After School: 2061
It has been a long day.
I struggle through the front door of our fifteenth floor apartment and push my schoolbag into the baggage cubicle so it can be scanned for illegal substances. As the integrated machine begins its search for anything deemed “hazardous to the state” I lean heavily against the door jam. I’m tired and I could do with a rest, my head feel thick from memorising by rote the reams of texts required by the National Education Board before I can sit my quarterly exams and hopefully continue past year eleven into my final year of secondary schooling. If I don’t pass I’ll be placed in a work for benefits scheme somewhere, working a production line or a cleaning job; a thankless drone attached to our great beneficiary SeaCorp.
The machine finishes scanning my bag with a beep and I sigh, heaving its bulk back onto my shoulder and making my way into our tiny common area. Nobody is home but the television is on, it’s always on because it can’t be turned off and until midnight it can’t be turned down. There’s an obligatory fifteen minute “relaxation” period before my own room’s door unlocks and I can catch a bit of sleep so I reluctantly drop onto the hard plastic of the couch and gaze blankly at the screen. I try not to pay attention but it is impossible not to, years of conditioning have made me instinctively watch the drivel on the screen.
At the moment there’s news on, that’s pretty common although I could already recite what stories will be shown. A puff piece about how our brave soldiers are doing overseas and how despite great odds, they continue to push back the forces of the enemy; they’ve been pushing back since I was a kid but they never seem to finish despite the monthly declarations of victory over the hordes of extremist terrorists.
Then there are the stories about how the poor are dragging us all down with their dependence on state welfare and how their laziness is making everything worse.
Finally, there will be a feel good story about how some dude has worked hard at his six ’til ten job and now lives in the comfort of the high-rises uptown. The dude always looks the same, clean cut with strong features and a determined smile and steely eyes; wearing a plain blue shirt with a work helmet under his arm. I’m calling bullshit on that one because I know my dad works on the line and he barely has time to shave at all, let alone stay clean as a whistle. All of the line workers I’ve seen look permanently exhausted, that hang-dog look people get from no sleep and endless hours staring at clanking machines and consoles. Poor dad, he’s forty-five and he looks about sixty. He says that he’s looking forward to retirement when he his eighty-five but we all know he won’t last that long. Not with the dust of the machine plant and the unending grind to increase production.
There isn’t actually even a need for my dad to be working in the stupid production line. The only reason he does is because the government wanted to lower the massive unemployment rate so they put half the population in dead end jobs making things no one needs and paying them a pittance to do so. Dad works about eighty hours a week and its killing him, but the tele says that the problem with the economy is lazy people.
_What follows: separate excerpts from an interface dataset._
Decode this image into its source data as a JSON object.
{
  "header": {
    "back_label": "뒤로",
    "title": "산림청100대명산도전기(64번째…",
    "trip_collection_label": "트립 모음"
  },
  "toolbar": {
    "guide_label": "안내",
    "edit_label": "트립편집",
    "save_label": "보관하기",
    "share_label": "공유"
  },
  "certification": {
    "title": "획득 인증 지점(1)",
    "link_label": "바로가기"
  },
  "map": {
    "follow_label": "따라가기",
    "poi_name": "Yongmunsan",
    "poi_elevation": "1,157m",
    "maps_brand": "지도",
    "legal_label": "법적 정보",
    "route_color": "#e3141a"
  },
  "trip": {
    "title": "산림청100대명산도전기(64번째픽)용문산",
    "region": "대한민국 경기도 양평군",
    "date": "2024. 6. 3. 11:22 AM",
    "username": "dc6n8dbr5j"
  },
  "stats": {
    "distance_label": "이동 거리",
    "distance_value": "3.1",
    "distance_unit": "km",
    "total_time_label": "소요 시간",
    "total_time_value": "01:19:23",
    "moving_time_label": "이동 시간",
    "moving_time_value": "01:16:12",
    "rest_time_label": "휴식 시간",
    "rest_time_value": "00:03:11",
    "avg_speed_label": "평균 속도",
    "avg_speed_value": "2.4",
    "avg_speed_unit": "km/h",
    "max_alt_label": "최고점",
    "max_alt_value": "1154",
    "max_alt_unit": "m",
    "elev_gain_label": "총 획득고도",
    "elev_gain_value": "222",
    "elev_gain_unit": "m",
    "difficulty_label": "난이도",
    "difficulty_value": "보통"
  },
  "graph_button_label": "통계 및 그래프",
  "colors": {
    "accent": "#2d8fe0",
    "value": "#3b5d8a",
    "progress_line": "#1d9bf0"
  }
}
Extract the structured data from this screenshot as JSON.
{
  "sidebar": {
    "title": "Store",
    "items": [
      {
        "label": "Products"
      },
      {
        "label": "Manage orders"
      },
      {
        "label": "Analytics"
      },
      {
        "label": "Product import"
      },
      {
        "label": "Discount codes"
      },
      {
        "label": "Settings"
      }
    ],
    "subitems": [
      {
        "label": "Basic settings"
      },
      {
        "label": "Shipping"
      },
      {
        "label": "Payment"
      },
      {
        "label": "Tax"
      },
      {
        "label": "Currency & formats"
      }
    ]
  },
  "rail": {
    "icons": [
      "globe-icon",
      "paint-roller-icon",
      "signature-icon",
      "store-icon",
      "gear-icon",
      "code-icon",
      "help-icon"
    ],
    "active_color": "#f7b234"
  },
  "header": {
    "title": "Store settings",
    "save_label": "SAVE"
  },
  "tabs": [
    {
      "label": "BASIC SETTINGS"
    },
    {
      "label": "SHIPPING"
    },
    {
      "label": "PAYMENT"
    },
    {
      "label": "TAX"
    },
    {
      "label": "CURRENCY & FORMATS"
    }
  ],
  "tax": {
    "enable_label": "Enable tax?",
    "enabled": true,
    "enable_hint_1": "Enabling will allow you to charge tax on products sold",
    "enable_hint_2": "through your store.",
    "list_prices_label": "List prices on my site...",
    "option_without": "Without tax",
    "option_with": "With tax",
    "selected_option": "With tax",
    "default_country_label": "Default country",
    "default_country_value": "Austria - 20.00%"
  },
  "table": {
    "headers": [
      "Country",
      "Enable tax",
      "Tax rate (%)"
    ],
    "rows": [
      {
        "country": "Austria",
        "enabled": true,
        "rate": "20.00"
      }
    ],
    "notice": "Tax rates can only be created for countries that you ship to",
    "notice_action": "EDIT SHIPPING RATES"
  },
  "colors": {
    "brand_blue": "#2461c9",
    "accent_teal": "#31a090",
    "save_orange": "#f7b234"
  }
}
That and extremists.
We see the pictures on the movies of what extremists look like, unwashed fanatics burning the national flag and smashing the windows of good peaceful citizens. We never really get told why the fanatics are protesting and going crazy and when the security shoots them the talking heads on the tele say they deserved it. They say that the last thing our great nation needs is people who don’t appreciate their freedoms.
Freedom; free to work until death in jobs that are absolutely pointless. Freedom to buy the same overpriced crap we are told is good for us, day in and day out.
How is it that a fifteen-year-old kid can see this but all the adults around me and most of the kids just seem to accept it? They scowl at the people running amok with their signs on the tele, they don’t even know what’s written on the signs because the government censor it all. You can see the protestors faces though, that’s always clear with a warning that harbouring them will lead to some insane jail sentence like fifty years with no parole.
There’s a growth industry, more of my friends are in the big house than I would have thought possible. I don’t hear from them and we can visit because they count as undesirable elements, which means they basically disappear for the rest of their lives. Ben was put away for jay walking and then laughing when the corp guy did an illegal U-turn just to book him. Public insolence causing damage to a security officer was the charge. In other words, Ben hurt his feelings. My other mate Jez was put away for saying SeaCorp were crooks, he was put in a SuperMax for sedition and attempting to foment public dissent.
That’s why I don’t even talk when I’m in public, most people would think I’m a deaf mute because I just look at everything with the same bored expression on my face. It’s the only way to stay safe.
I’d love to do something about how wrong it all is, but there’s no fighting the system if no one believes it’s a problem. Someone once said that if you repeat the same lie for long enough it becomes a truth, I’d say that once you lie enough then the truth is whatever you decide, especially if there’s no one to disagree.
It’s all fucked.